In one study reported in 2018, researchers looked at all the studies that tested the effects of adding vitamins A, C, and E to the usual corticosteroid treatment for sudden hearing loss. They found that three studies used these antioxidant vitamins and one study added selenium to the mix. The success of the treatment was increased in the patients who received the antioxidants.
Magnesium Reduces Hearing Loss
Magnesium reduces hearing loss, according to researchers. This mineral works in conjunction with the antioxidant vitamins. It’s been found to reduce negative changes in hearing thresholds better than with any other treatment.
Omega 3 Fats
Consumption of fish and higher intakes of omega 3 fats is related to better hearing status. These fats improve blood supply to the cochlea and help us differentiate sounds that are heard.
Vitamin D Deficiency
Vitamin D deficiency affects calcium metabolism and the movement of blood flow in the cochlea and affects the mineralization of the small bones in the ears. It can induce hearing loss.
Dietary carotenoids also can maintain optimal hearing. Two carotenoids in particular are lutein and zeaxanthin.
Alpha-lipoic acid has been shown in animal studies and in humans to provide protection from noise-induced hearing loss. The amount given in humans was 300 mg per day. The supplement reduced the discomfort and intensity of ringing in the ears. (2)
Vitamin E has already been shown to be effective in cases where there is sudden hearing loss where the cause is unknown.
Nicotinamide riboside supplements may also be helpful. In one Cornell University study, researchers found that this supplement activates one of the biochemical pathways that reduce degeneration of the nerves from noise exposure. (4)
What Nutrients are Good for Hearing?
Any of the above mentioned nutrients are good for hearing. But again, supplementing with only one is never the answer. If you are experiencing hearing loss, then get a complete nutritional workup with a qualified professional.
Expect your vitamin deficiencies and/or excesses to be exposed. Then prepare to take nutritional supplements for at least six months to replenish your stores.
Do Vitamins Help Protect Against Hearing Loss?
Many research studies back the idea that vitamins – and minerals can help protect against hearing loss.

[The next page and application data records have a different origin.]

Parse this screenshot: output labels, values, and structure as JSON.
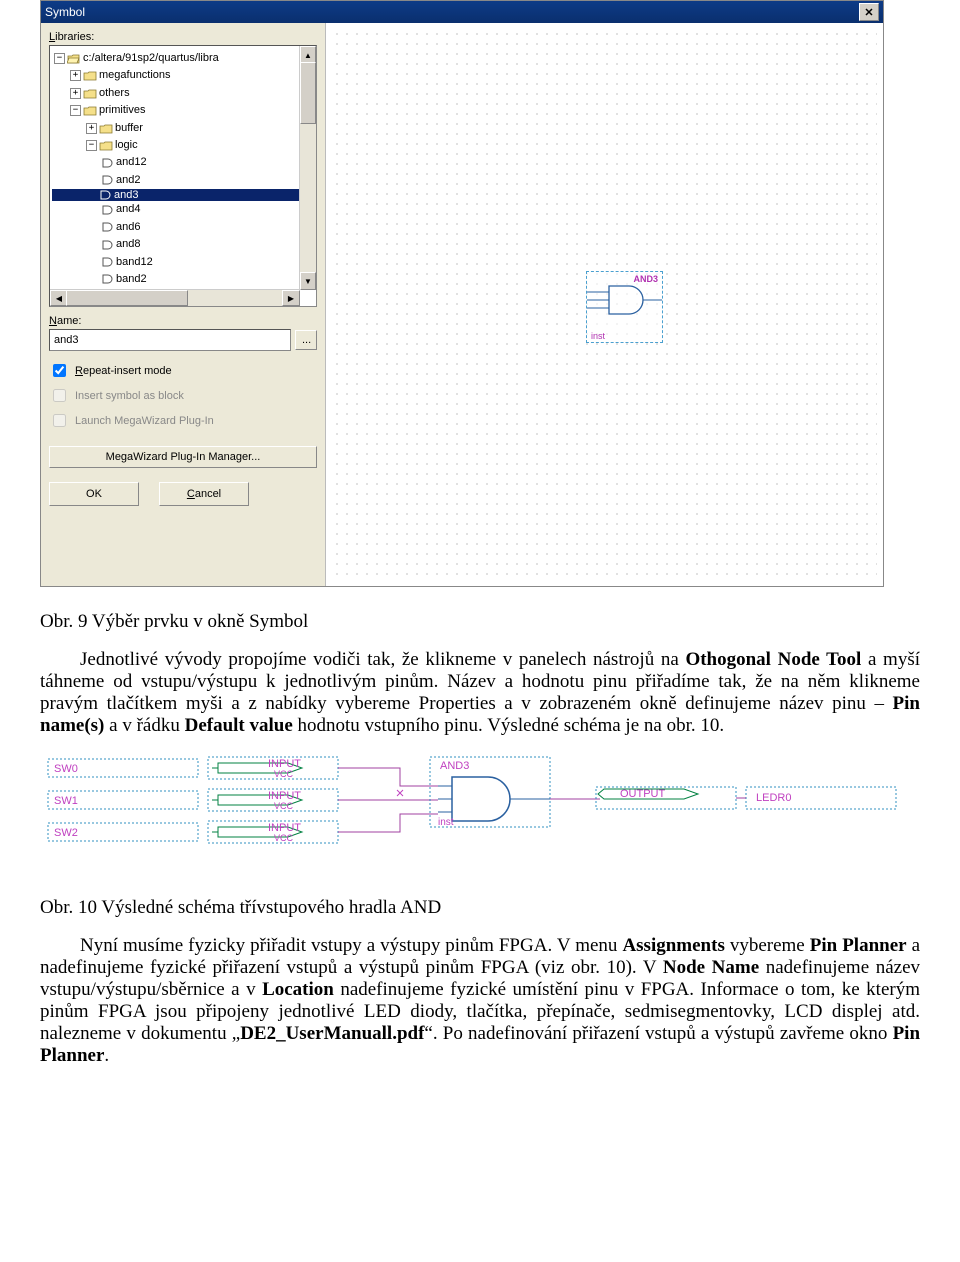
{
  "dialog": {
    "title": "Symbol",
    "libraries_label": "Libraries:",
    "tree": {
      "root": "c:/altera/91sp2/quartus/libra",
      "folders": [
        "megafunctions",
        "others",
        "primitives"
      ],
      "subfolders": [
        "buffer",
        "logic"
      ],
      "items": [
        "and12",
        "and2",
        "and3",
        "and4",
        "and6",
        "and8",
        "band12",
        "band2"
      ],
      "selected": "and3"
    },
    "name_label": "Name:",
    "name_value": "and3",
    "browse_btn": "...",
    "chk1": "Repeat-insert mode",
    "chk2": "Insert symbol as block",
    "chk3": "Launch MegaWizard Plug-In",
    "mega_btn": "MegaWizard Plug-In Manager...",
    "ok": "OK",
    "cancel": "Cancel"
  },
  "preview": {
    "label": "AND3",
    "inst": "inst"
  },
  "caption1": "Obr. 9 Výběr prvku v okně Symbol",
  "para1a": "Jednotlivé vývody propojíme vodiči tak, že klikneme v panelech nástrojů na ",
  "para1b": "Othogonal Node Tool",
  "para1c": " a myší táhneme od vstupu/výstupu k jednotlivým pinům. Název a hodnotu pinu přiřadíme tak, že na něm klikneme pravým tlačítkem myši a z nabídky vybereme Properties a v zobrazeném okně definujeme název pinu – ",
  "para1d": "Pin name(s)",
  "para1e": " a v řádku ",
  "para1f": "Default value",
  "para1g": " hodnotu vstupního pinu. Výsledné schéma je na obr. 10.",
  "schem": {
    "sw0": "SW0",
    "sw1": "SW1",
    "sw2": "SW2",
    "input": "INPUT",
    "vcc": "VCC",
    "and3": "AND3",
    "inst": "inst",
    "output": "OUTPUT",
    "ledr0": "LEDR0"
  },
  "caption2": "Obr. 10 Výsledné schéma třívstupového hradla AND",
  "para2a": "Nyní musíme fyzicky přiřadit vstupy a výstupy pinům FPGA. V menu ",
  "para2b": "Assignments",
  "para2c": " vybereme ",
  "para2d": "Pin Planner",
  "para2e": " a nadefinujeme fyzické přiřazení vstupů a výstupů pinům FPGA (viz obr. 10). V ",
  "para2f": "Node Name",
  "para2g": " nadefinujeme název vstupu/výstupu/sběrnice a v ",
  "para2h": "Location",
  "para2i": " nadefinujeme fyzické umístění pinu v FPGA. Informace o tom, ke kterým pinům FPGA jsou připojeny jednotlivé LED diody, tlačítka, přepínače, sedmisegmentovky, LCD displej atd. nalezneme v dokumentu „",
  "para2j": "DE2_UserManuall.pdf",
  "para2k": "“. Po nadefinování přiřazení vstupů a výstupů zavřeme okno ",
  "para2l": "Pin Planner",
  "para2m": "."
}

If you are more prone to develop middle ear infections, the most common cause of hearing loss, you may be interested in what the studies say about vitamins and minerals for this topic.
For example, Vitamin A and zinc deficiencies may be related to middle ear inflammation, which increase the frequency of middle ear infections, and thus predispose the person to hearing loss. Taking the needed nutrients to build the immune system can indirectly help protect against hearing loss.

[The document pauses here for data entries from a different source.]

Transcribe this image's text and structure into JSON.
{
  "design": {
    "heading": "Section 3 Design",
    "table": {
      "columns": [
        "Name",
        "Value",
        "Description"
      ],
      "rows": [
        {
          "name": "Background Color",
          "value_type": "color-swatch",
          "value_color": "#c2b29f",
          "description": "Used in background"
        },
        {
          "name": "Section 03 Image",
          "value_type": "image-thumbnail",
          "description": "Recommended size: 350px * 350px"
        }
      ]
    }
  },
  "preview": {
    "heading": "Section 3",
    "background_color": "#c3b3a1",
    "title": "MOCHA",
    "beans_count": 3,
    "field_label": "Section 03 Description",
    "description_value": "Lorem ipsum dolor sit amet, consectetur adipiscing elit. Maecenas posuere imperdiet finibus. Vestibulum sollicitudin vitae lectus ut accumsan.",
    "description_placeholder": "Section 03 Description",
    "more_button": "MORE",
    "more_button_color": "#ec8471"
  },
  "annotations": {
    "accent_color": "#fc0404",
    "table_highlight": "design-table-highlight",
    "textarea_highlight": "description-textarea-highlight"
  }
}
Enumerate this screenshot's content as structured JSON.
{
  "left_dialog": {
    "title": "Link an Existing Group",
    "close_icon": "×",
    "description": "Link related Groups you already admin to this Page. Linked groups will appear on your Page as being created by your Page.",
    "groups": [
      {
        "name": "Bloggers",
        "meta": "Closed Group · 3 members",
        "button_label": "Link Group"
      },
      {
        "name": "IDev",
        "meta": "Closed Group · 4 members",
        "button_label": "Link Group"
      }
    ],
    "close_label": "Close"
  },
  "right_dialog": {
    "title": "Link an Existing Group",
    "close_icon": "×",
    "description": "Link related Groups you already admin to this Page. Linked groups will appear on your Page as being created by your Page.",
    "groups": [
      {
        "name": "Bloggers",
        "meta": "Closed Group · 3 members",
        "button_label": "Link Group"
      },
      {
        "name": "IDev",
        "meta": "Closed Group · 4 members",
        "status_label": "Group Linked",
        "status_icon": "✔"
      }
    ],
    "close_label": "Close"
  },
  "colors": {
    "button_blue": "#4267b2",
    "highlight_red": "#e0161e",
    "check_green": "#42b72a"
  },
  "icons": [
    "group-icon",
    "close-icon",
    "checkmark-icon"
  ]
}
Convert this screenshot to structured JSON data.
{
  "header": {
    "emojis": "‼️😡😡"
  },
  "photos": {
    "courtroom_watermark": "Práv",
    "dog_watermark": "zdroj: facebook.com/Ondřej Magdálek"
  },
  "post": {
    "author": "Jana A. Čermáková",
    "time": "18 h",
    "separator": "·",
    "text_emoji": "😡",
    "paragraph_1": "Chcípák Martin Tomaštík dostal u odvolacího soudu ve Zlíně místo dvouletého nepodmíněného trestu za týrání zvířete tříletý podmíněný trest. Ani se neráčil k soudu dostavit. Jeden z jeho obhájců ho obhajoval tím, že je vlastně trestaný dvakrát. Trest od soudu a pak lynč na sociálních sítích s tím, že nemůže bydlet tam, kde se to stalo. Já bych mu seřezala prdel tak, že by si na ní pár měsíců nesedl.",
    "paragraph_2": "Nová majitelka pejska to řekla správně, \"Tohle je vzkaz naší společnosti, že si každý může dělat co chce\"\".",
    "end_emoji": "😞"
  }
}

There’s a definite relationship between vitamins and hearing loss. What you eat (or don’t eat) can impact your hearing, and vitamins for hearing loss can certainly help when deficiencies are a factor.
Your hearing is part of your body and every part of your body functions properly when enough vitamins and minerals are present. You can only win at hearing loss with a complete nutritional upgrade. Finding a clinical nutritionist that specializes in replenishing and rebalancing your nutrient levels is your best approach, as is consulting with an otologist.

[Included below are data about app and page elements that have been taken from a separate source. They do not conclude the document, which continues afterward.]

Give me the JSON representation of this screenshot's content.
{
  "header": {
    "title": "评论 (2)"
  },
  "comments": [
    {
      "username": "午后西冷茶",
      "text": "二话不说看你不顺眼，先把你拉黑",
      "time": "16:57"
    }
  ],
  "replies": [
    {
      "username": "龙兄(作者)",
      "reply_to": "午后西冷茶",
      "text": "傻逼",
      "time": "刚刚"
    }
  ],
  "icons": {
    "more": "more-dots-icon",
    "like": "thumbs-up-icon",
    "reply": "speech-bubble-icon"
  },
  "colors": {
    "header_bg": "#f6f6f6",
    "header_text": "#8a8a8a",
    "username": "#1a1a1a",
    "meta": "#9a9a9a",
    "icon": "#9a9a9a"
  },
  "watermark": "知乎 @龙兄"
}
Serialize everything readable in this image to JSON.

- Jung, Su Young; Kim, S.H., and Yeo, S.G. Association of nutritional factors with hearing loss. Nutrients 2019 Feb; 11(2):307. https://www.ncbi.nlm.nih.gov/pmc/articles/PMC6412883/
- Petridou, A., et al. The effect of antioxidant supplementation in patients with tinnitus and normal hearing or hearing loss: A randomized, double-blind, placebo controlled trial. Nutrients 2019 Dec; 11(12):3037. https://www.ncbi.nlm.nih.gov/pmc/articles/PMC6950042/
- Ibrahim, Iman, et al. Effect of antioxidant vitamins as adjuvant therapy for sudden sensorineural hearing loss: systematic review study. Audiol Neurootol 2018;23(1):1-7. https://pubmed.ncbi.nlm.nih.gov/29929192/
- Brown, Kevin D., et al. Activation of SIRT3 by the NAD+ precursor nicotinamide riboside protects from noise-induced hearing loss. Cell Metab 2014 Dec 2;20(6):1059-68. https://pubmed.ncbi.nlm.nih.gov/25470550/